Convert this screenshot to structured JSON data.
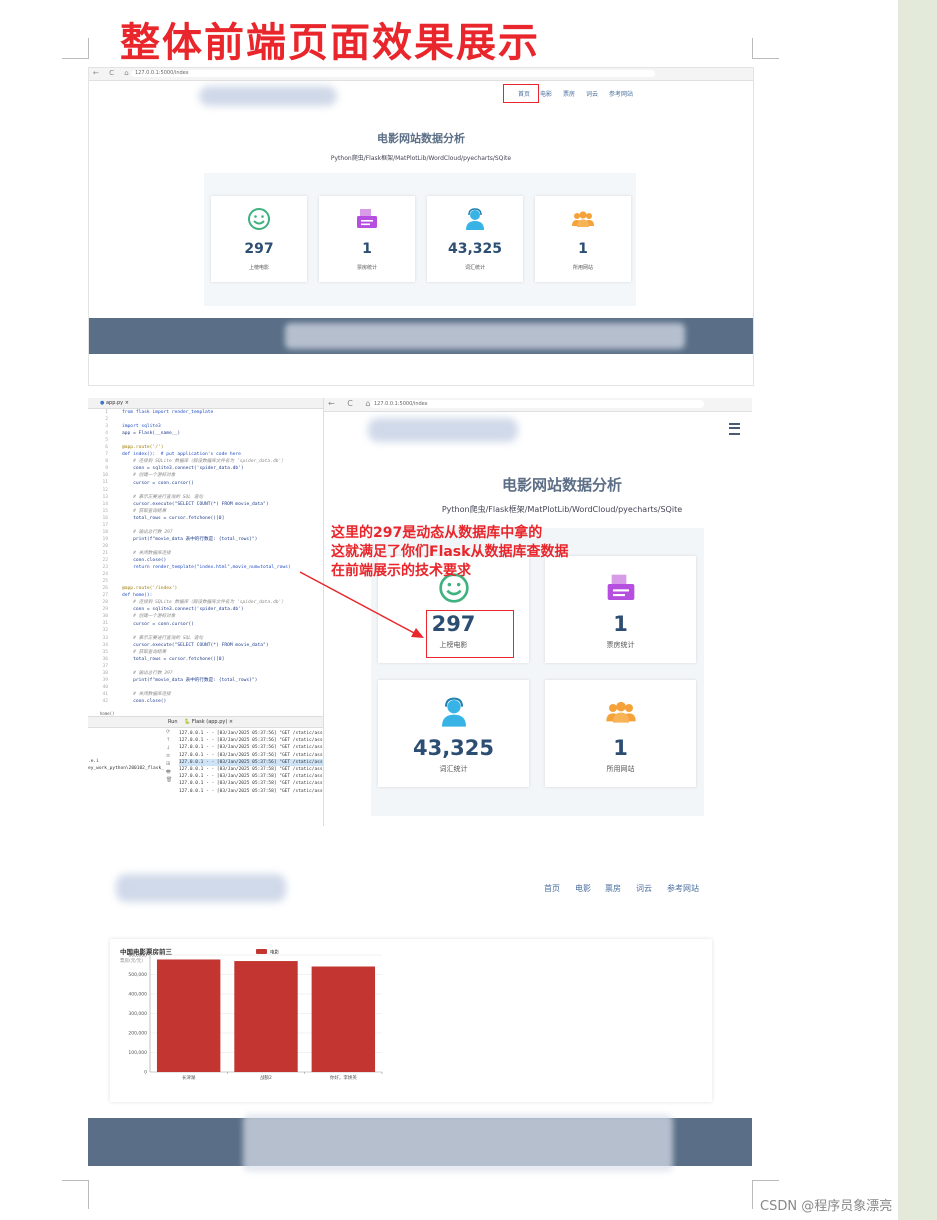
{
  "doc": {
    "title": "整体前端页面效果展示",
    "watermark": "CSDN @程序员象漂亮"
  },
  "site": {
    "nav": [
      "首页",
      "电影",
      "票房",
      "词云",
      "参考网站"
    ],
    "heading": "电影网站数据分析",
    "subheading": "Python爬虫/Flask框架/MatPlotLib/WordCloud/pyecharts/SQite",
    "url_small": "127.0.0.1:5000/index",
    "url_large": "127.0.0.1:5000/index",
    "stats": [
      {
        "icon": "smiley-icon",
        "value": "297",
        "label": "上榜电影",
        "color": "#3fb27f"
      },
      {
        "icon": "document-icon",
        "value": "1",
        "label": "票房统计",
        "color": "#b64ee0"
      },
      {
        "icon": "support-agent-icon",
        "value": "43,325",
        "label": "词汇统计",
        "color": "#38b3e6"
      },
      {
        "icon": "users-icon",
        "value": "1",
        "label": "所用网站",
        "color": "#f5a23a"
      }
    ]
  },
  "ide": {
    "tab": "app.py",
    "run_tab": "Run",
    "run_config": "Flask (app.py)",
    "status_fn": "home()",
    "line_numbers": [
      "1",
      "2",
      "3",
      "4",
      "5",
      "6",
      "7",
      "8",
      "9",
      "10",
      "11",
      "12",
      "13",
      "14",
      "15",
      "16",
      "17",
      "18",
      "19",
      "20",
      "21",
      "22",
      "23",
      "24",
      "25",
      "26",
      "27",
      "28",
      "29",
      "30",
      "31",
      "32",
      "33",
      "34",
      "35",
      "36",
      "37",
      "38",
      "39",
      "40",
      "41",
      "42"
    ],
    "code": [
      "from flask import render_template",
      "",
      "import sqlite3",
      "app = Flask(__name__)",
      "",
      "@app.route('/')",
      "def index():  # put application's code here",
      "    # 连接到 SQLite 数据库（假设数据库文件名为 'spider_data.db'）",
      "    conn = sqlite3.connect('spider_data.db')",
      "    # 创建一个游标对象",
      "    cursor = conn.cursor()",
      "",
      "    # 表示正要进行查询的 SQL 语句",
      "    cursor.execute(\"SELECT COUNT(*) FROM movie_data\")",
      "    # 获取查询结果",
      "    total_rows = cursor.fetchone()[0]",
      "",
      "    # 输出总行数 297",
      "    print(f\"movie_data 表中的行数是: {total_rows}\")",
      "",
      "    # 关闭数据库连接",
      "    conn.close()",
      "    return render_template(\"index.html\",movie_num=total_rows)",
      "",
      "",
      "@app.route('/index')",
      "def home():",
      "    # 连接到 SQLite 数据库（假设数据库文件名为 'spider_data.db'）",
      "    conn = sqlite3.connect('spider_data.db')",
      "    # 创建一个游标对象",
      "    cursor = conn.cursor()",
      "",
      "    # 表示正要进行查询的 SQL 语句",
      "    cursor.execute(\"SELECT COUNT(*) FROM movie_data\")",
      "    # 获取查询结果",
      "    total_rows = cursor.fetchone()[0]",
      "",
      "    # 输出总行数 297",
      "    print(f\"movie_data 表中的行数是: {total_rows}\")",
      "",
      "    # 关闭数据库连接",
      "    conn.close()"
    ],
    "console_left": [
      ".e.i",
      "ey_work_python\\200102_flask_"
    ],
    "console": [
      "127.0.0.1 - - [03/Jan/2025 05:37:56] \"GET /static/assets",
      "127.0.0.1 - - [03/Jan/2025 05:37:56] \"GET /static/assets",
      "127.0.0.1 - - [03/Jan/2025 05:37:56] \"GET /static/assets",
      "127.0.0.1 - - [03/Jan/2025 05:37:56] \"GET /static/assets",
      "127.0.0.1 - - [03/Jan/2025 05:37:56] \"GET /static/assets",
      "127.0.0.1 - - [03/Jan/2025 05:37:58] \"GET /static/assets",
      "127.0.0.1 - - [03/Jan/2025 05:37:58] \"GET /static/assets",
      "127.0.0.1 - - [03/Jan/2025 05:37:58] \"GET /static/assets",
      "127.0.0.1 - - [03/Jan/2025 05:37:58] \"GET /static/assets"
    ]
  },
  "annotation": {
    "lines": [
      "这里的297是动态从数据库中拿的",
      "这就满足了你们Flask从数据库查数据",
      "在前端展示的技术要求"
    ],
    "color": "#e8262b"
  },
  "chart_data": {
    "type": "bar",
    "title": "中国电影票房前三",
    "subtitle": "票房(元/元)",
    "legend": [
      "电影"
    ],
    "legend_position": "top-center",
    "categories": [
      "长津湖",
      "战狼2",
      "你好，李焕英"
    ],
    "series": [
      {
        "name": "电影",
        "values": [
          577000,
          569000,
          541000
        ]
      }
    ],
    "ylim": [
      0,
      600000
    ],
    "yticks": [
      "0",
      "100,000",
      "200,000",
      "300,000",
      "400,000",
      "500,000",
      "600,000"
    ],
    "ytick_values": [
      0,
      100000,
      200000,
      300000,
      400000,
      500000,
      600000
    ],
    "grid": true,
    "bar_color": "#c23531"
  }
}
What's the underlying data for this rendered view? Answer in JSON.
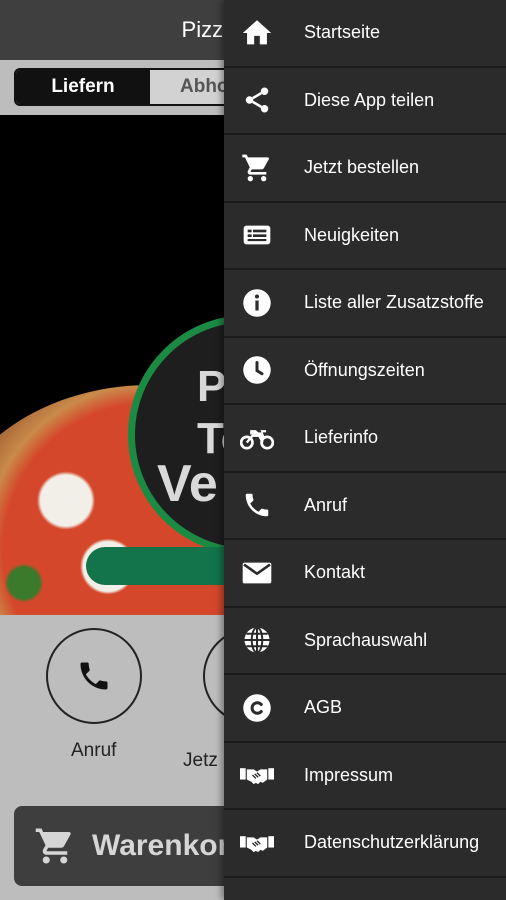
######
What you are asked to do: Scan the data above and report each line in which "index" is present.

Result of this exercise:
    "url_small": "127.0.0.1:5000/index",
    "url_large": "127.0.0.1:5000/index",
      "def index():  # put application's code here",
      "    return render_template(\"index.html\",movie_num=total_rows)",
      "@app.route('/index')",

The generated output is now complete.